• **EXERCISE DESCRIPTION**
Go through the records below line by line, counting those that contain the word "TOOLS"; answer with the count only.

Page and application data records:
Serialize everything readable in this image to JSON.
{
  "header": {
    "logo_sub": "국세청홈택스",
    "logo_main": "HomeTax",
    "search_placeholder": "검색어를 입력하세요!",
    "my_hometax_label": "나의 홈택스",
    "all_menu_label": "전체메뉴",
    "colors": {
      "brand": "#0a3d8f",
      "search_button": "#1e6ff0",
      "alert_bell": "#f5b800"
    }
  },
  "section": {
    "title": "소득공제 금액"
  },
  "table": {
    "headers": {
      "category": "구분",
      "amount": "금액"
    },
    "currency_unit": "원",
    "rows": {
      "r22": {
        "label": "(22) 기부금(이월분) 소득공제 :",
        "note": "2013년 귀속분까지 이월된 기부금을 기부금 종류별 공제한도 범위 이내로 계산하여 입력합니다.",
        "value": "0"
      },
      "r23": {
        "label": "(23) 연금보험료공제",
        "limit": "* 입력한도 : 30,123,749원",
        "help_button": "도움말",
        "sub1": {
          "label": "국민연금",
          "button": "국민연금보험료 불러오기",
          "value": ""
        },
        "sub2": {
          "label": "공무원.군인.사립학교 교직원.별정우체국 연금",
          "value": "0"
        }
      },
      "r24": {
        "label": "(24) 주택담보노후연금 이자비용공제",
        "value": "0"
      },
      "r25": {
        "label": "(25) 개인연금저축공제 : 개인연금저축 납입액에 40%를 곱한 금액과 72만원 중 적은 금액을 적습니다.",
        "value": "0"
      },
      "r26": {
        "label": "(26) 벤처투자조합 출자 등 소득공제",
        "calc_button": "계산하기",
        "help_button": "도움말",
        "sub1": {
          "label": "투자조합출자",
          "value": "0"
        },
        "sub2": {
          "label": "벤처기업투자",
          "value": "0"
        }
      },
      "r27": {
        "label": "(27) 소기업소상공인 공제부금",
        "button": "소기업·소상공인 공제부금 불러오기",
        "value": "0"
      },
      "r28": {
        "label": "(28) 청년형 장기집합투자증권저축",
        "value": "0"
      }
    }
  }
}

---

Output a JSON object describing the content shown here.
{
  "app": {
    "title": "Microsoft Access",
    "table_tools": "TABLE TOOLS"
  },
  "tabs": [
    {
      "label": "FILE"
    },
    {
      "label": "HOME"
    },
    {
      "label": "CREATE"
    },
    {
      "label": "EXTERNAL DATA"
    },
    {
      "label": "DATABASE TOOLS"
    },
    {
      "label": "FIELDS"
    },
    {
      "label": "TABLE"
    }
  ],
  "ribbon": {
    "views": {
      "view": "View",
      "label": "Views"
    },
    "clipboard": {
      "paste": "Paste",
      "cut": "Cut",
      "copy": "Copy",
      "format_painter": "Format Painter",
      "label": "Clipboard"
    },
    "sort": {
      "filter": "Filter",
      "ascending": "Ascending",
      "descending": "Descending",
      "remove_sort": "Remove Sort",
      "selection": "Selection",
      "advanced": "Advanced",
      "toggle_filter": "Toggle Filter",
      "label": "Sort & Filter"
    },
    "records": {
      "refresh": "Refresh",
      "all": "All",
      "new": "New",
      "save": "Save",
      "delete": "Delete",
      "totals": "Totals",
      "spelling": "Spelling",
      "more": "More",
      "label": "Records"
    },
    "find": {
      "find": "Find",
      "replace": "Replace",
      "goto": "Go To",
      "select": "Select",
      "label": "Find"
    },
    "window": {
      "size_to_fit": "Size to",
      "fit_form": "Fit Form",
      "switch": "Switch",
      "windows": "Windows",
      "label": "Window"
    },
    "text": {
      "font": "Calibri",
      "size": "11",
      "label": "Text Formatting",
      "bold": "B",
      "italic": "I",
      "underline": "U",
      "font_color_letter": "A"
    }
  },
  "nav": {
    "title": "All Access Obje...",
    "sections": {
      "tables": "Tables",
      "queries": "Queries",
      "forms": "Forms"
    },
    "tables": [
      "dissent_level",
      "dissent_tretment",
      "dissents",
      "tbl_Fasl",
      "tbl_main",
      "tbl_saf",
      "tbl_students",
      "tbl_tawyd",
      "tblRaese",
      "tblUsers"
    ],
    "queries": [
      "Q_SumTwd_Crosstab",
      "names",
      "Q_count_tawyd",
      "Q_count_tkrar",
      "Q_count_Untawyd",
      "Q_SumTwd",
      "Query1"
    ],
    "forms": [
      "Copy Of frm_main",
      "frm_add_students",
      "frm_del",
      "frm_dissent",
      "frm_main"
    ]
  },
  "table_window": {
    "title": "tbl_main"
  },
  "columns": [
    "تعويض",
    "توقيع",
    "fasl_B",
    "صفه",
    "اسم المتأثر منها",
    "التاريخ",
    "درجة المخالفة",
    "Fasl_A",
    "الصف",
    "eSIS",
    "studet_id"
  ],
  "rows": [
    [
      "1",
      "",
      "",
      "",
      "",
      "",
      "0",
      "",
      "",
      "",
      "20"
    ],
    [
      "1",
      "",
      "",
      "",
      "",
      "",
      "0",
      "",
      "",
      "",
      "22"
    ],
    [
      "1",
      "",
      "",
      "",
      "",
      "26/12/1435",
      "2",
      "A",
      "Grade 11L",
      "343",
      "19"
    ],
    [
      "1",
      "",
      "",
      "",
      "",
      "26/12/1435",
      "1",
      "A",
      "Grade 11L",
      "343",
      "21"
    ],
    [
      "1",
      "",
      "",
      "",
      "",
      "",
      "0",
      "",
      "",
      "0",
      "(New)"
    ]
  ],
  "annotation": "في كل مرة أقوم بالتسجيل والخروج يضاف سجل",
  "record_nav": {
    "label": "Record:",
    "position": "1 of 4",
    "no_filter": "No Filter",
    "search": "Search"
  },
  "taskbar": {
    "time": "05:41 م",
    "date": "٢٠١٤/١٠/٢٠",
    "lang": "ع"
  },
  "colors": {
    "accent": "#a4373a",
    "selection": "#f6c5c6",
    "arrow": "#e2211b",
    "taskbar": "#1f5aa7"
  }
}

• **YOUR RESPONSE**
2